“Sinister” does seem the mot juste. McGinn, Jr grew up in Bessbrook during the Troubles. I visited the village in the early 1990s on assignment. The skies were full of the chattering of British army Chinooks, and there were fake road signs in the hedgerows bearing pictograms of rifles and captioned: “Sniper at work”. South Armagh had been known for years as “bandit country”. There were army watchtowers standing sentinel in the dinky, green fields and checkpoints everywhere, manned by some of the thousands of the troops who had been deployed to fight what was, in effect, a low-level counter-insurgency war. Nationalist community, my foot.

What lies beneath the Corbyn-McGinn spat is the queered problematics of the ­relationship between the far left wing of the Labour Party and physical-force Irish republicanism. I also recall, during the hunger strikes of the early 1980s, going to a “Smash the H-Blocks” rally in Kilburn, north London, at which Labour Party speakers shared the stage with representatives from Sinn Fein, some of whom wore balaclavas and dark glasses to evade the telephoto lenses of the Met’s anti-terrorist squad.

The shape-shifting relationship between the “political wing” of the IRA and the men with sniper rifles in the south Armagh bocage was always of the essence of the conflict, allowing both sides a convenient fiction around which to posture publicly and privately negotiate. In choosing to appear on platforms with people who might or might not be terrorists, Labour leftists also sprinkled a little of their stardust on themselves: the “stardust” being the implication that they, too, under the right circumstances, might be capable of violence in pursuit of their political ends.

On the far right of British politics, Her Majesty’s Government and its apparatus are referred to derisively as “state”. There were various attempts in the 1970s and 1980s by far-right groupuscules to link up with the Ulster Freedom Fighters and other loyalist paramilitary organisations in their battle against “state”. All foundered on the obvious incompetence of the fascists. The situation on the far left was different. The socialist credentials of Sinn Fein/IRA were too threadbare for genuine expressions of solidarity, but there was a sort of tacit confidence-and-supply arrangement between these factions. The Labour far left provided the republicans with the confidence that, should an appropriately radical government be elected to Westminster, “state” would withdraw from Northern Ireland. What the republicans did for the mainland militants was to cloak them in their penumbra of darkness: without needing to call down on themselves the armed might of “state”, they could imply that they were willing to take it on, should the opportunity arise.

I don’t for a second believe that Corbyn was summoning up these ghosts of the insurrectionary dead when he either did or did not threaten to phone McGinn, Sr. But his supporters need to ask themselves what they’re getting into. Their leader, if he was to have remained true to the positions that he has espoused over many years, should have refused to sit as privy counsellor upon assuming his party office, and refused all the other mummery associated with the monarchical “state”. That he didn’t do so was surely a strategic decision. Such a position would make him utterly unelectable.

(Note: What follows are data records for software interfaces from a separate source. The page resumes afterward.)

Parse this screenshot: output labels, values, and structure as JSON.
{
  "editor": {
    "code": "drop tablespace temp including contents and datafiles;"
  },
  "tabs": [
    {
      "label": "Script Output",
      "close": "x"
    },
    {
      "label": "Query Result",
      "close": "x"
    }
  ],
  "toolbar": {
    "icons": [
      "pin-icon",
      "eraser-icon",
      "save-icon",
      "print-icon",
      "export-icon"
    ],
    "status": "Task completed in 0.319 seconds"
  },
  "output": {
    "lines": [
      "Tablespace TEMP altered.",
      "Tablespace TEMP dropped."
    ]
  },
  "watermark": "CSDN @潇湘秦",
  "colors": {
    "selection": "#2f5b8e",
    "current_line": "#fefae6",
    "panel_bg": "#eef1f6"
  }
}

The snipers may not be at work in south Armagh just now – but there are rifles out there that could yet be dug up. I wouldn’t be surprised if some in Sinn Fein knew where they are, but one thing’s for certain: Corbyn hasn’t got a clue, bloody or otherwise. 

Will Self is an author and journalist. His books include Umbrella, Shark, The Book of Dave and The Butt. He writes the Madness of Crowds and Real Meals columns for the New Statesman.

This article first appeared in the 25 August 2016 issue of the New Statesman, Cameron: the legacy of a loser